Before orbital satellites, mapping large areas was a difficult task. At sea, after the problem of calculating longitude had been solved in the 18th century, it was possible to accurately map positions. On land, where the horizon is uneven, astronomical observations are more difficult, but territories can be accurately measured using trigonometry and other mathematics in combination with a carefully measured baseline and a combination of observations of distant land marks to define a triangle of known size. This method was the fundamental method used by The Great Trigonometrical Survey, which was the official name of a project initiated in 1802 by the British East India Company to map and measure their domains in India.
It was a massive undertaking. Its first leader, William Lambton, had, among the instruments, a 100-foot chain to measure baselines, and supporting gear to ensure that it was kept horizontal, at the proper tension, and, as much as possible out of the sun to avoid changes in the length of the metal due to temperature changes; a “zenith sector,” which was a tool for astronomical observations so large it required over a dozen men to carry it; and “The Great Theodolite,” a thousand-pound tool to measure horizontal and vertical angles.

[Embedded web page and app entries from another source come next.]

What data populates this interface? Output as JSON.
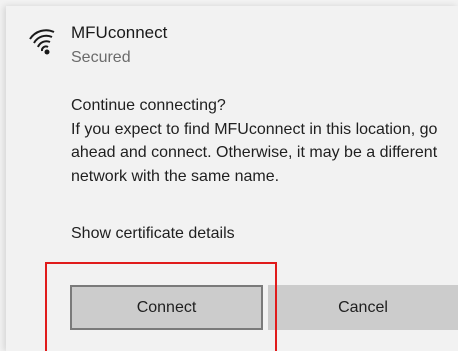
{
  "network": {
    "name": "MFUconnect",
    "status": "Secured",
    "icon": "wifi-secured-icon"
  },
  "dialog": {
    "question": "Continue connecting?",
    "body": "If you expect to find MFUconnect in this location, go ahead and connect. Otherwise, it may be a different network with the same name.",
    "cert_link": "Show certificate details"
  },
  "buttons": {
    "connect_label": "Connect",
    "cancel_label": "Cancel"
  },
  "colors": {
    "panel_bg": "#f2f2f2",
    "button_bg": "#cccccc",
    "button_border": "#7a7a7a",
    "highlight": "#e01b1b",
    "secondary_text": "#6b6b6b"
  }
}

They started on the west coast, measuring two baselines at Bangalore (Bengaluru) and Madras (Chennai), and headed east. It was a long, slow process, and when Lambton died in 1823, the project was taken over by George Everest (of Mt. Everest fame in the English-speaking world). Everest, too, died before the project was brought to an end in 1875, when the survey was integrated into the British topographical and revenue surveys.